We confirmed 76 such cases using collected information from network operator mail lists such as NANOG, Twitter alerts from network security groups such as Spamhaus, routing monitors such as BGPmon (*closed), and past work.
Figure 3 shows the number of prefixes that have come up over time in some of the most prominent cases of dormant ASNs we have found that suddenly become active in BGP. The brown line shows the behavior of AS10512, one of the most illustrative cases of self-capturing a “sleeping” network.
Between December 2017 and January 2018, AS10512 hijacked the prefixes of Spectrum (AS11426), a major US broadband provider. AS10512 was allocated over 17 years before this incident and never advertised BGP prefixes. It was then captured and used to suddenly create 60/16 prefixes.

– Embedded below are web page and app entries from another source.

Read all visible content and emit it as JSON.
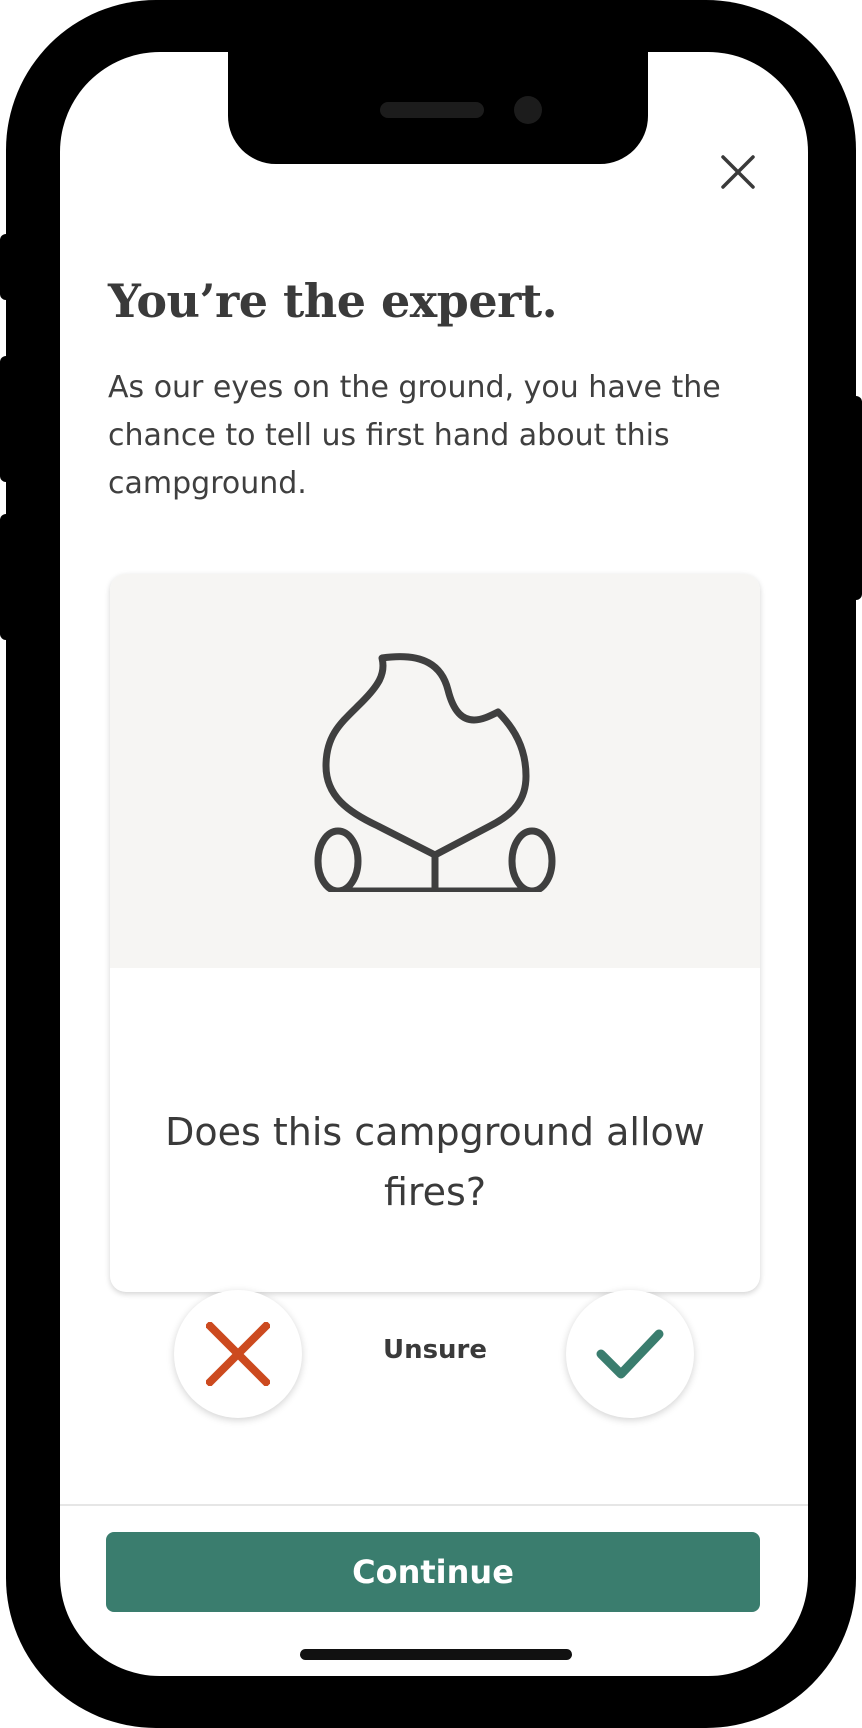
{
  "header": {
    "close_icon": "close-icon"
  },
  "intro": {
    "title": "You’re the expert.",
    "body": "As our eyes on the ground, you have the chance to tell us first hand about this campground."
  },
  "card": {
    "illustration_icon": "campfire-icon",
    "question": "Does this campground allow fires?"
  },
  "answers": {
    "no_icon": "x-icon",
    "unsure_label": "Unsure",
    "yes_icon": "checkmark-icon"
  },
  "footer": {
    "continue_label": "Continue"
  },
  "colors": {
    "accent": "#3a7d6e",
    "no": "#cc4a1f",
    "yes": "#3a7d6e",
    "text": "#3a3a3a",
    "card_bg": "#f6f5f3"
  }
}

We also noticed AS7449 (magenta line) waking up in BGP at the same time as AS10512 after years of inactivity. Digging deeper into a strange coincidence, we found that both ASNs had the same direct input data stream, AS203040, the ASN infamously known as BGP Hijack Factory. It is most likely that S203040 created and shared with its neighbors fake BGP advertisements with these (hijacked) ASNs as sources and itself as the first hop, masquerading as their transit.
Read: Shutting down the BGP Hijack Factory
We also identified another similar attack involving AS28071 and AS262916, which shared the same direct input data stream (AS52302)) which was flagged as malicious on the mailing list of Latin American operators.
Recovery of unused ASNs matters
As shown, hijackers are always one step ahead, carefully choosing idle ASNs to make their attacks more subtle. In our research, we found two categories of seemingly dormant (dedicated but not used) ASNs that hijackers can use:
ASNs with a significant lag between the end of BGP activity and their recovery, typically greater than 10 months.
ASNs that are owned by organizations that kept their ASN allocations even if they don’t use them in BGP. Examples of such organizations are the US Department of Defense and the Air Force and companies that received large blocks of ASN allocations in the early years of the Internet.
These results show that more fault-tolerant principles for recovering ASNs that have not been used for a long time will benefit the routing ecosystem.
*Now imagine if this could affect you directly… The entire Internet is made up of thousands of interconnected Autonomous Systems (ASes).
And they exist in two dimensions – administrative and operational. RIRs and BGPs.